On 23 December 1990, a plebiscite was held in Slovenia in which 88,5% of all voters opted for an independent Slovenia. The Slovenian Assembly announced the results on 26 December 1990, and in commemoration of this event Slovenians celebrate Independence and Unity Day on 26 December. Six months after the plebiscite, Demos implemented the decision and declared the Slovenian state on 25 June 1991. The YLA tried to destroy the newly established Slovenian state, but Slovenian armed forces succeeded in defending their homeland.
Krkovič protects measures of emerging Slovenian state
It is important that we also mention one of the key actors in the Slovenian Independence War, the brigadier general Tone Krkovič. In order to protect measures of the emerging Slovenian state, the Manoeuvre Structure of National Protection was established, and Krkovič was its main organiser. This special armed organisation, in close cooperation with other special units, was capable of protecting Slovenia from any armed surprises less than three months after the disarmament of the Territorial Defence.

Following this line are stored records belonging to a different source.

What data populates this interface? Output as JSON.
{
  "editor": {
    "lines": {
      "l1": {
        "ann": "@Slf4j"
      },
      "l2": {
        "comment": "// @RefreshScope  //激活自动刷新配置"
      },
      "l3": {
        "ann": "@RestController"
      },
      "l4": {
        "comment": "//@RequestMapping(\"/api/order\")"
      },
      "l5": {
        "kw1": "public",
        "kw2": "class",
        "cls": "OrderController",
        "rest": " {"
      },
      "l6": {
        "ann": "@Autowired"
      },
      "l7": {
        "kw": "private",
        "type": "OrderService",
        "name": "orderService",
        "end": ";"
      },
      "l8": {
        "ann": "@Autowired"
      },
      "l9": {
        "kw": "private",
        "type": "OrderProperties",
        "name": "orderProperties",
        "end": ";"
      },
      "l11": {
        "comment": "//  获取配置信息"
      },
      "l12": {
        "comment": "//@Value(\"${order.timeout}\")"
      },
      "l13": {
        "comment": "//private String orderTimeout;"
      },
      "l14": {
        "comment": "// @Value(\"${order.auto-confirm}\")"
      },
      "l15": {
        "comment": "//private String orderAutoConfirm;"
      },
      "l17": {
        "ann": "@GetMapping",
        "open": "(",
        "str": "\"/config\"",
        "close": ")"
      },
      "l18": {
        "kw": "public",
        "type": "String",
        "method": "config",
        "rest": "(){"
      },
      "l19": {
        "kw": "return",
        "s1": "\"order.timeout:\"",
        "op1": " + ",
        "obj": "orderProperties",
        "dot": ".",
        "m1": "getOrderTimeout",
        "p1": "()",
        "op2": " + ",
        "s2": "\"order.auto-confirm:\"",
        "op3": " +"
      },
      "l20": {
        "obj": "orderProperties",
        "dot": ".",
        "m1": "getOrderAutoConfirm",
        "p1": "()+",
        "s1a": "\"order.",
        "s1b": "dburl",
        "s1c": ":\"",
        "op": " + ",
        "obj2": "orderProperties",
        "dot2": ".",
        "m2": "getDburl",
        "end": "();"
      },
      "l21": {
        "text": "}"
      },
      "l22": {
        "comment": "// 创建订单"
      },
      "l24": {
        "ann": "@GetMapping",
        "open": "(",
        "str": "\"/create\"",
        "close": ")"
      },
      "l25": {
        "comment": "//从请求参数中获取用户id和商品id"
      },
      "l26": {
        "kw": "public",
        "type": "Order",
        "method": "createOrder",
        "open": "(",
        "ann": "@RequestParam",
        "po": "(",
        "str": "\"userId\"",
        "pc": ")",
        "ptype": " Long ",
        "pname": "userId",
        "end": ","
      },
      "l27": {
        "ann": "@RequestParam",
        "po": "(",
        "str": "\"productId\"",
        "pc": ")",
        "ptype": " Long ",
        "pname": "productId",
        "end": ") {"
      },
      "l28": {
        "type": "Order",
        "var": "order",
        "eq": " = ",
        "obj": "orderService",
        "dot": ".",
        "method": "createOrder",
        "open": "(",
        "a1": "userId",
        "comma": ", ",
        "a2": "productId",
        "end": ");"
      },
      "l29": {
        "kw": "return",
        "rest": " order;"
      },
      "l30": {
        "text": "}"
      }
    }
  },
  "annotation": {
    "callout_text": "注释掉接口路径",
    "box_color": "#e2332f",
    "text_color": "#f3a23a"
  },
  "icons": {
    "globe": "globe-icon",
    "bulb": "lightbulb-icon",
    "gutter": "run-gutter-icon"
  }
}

While mainstream media attribute the main role in Slovenia’s independence to Kučan, for whom independence was never the preferred choice, it would be appropriate to finally attribute this role to the father of Slovenian independence, Jože Pučnik, and also stress the importance of Janez Janša, Tone Krkovič and Igor Bavčar for the future of the Slovenian nation. On Slovenian Statehood Day, the Slovenian flag is raised to honour all those that created the Slovenian state, the mothers and wives who cried for their sons and husbands that fell in the independence war, and in the hope of a bright future for Slovenia.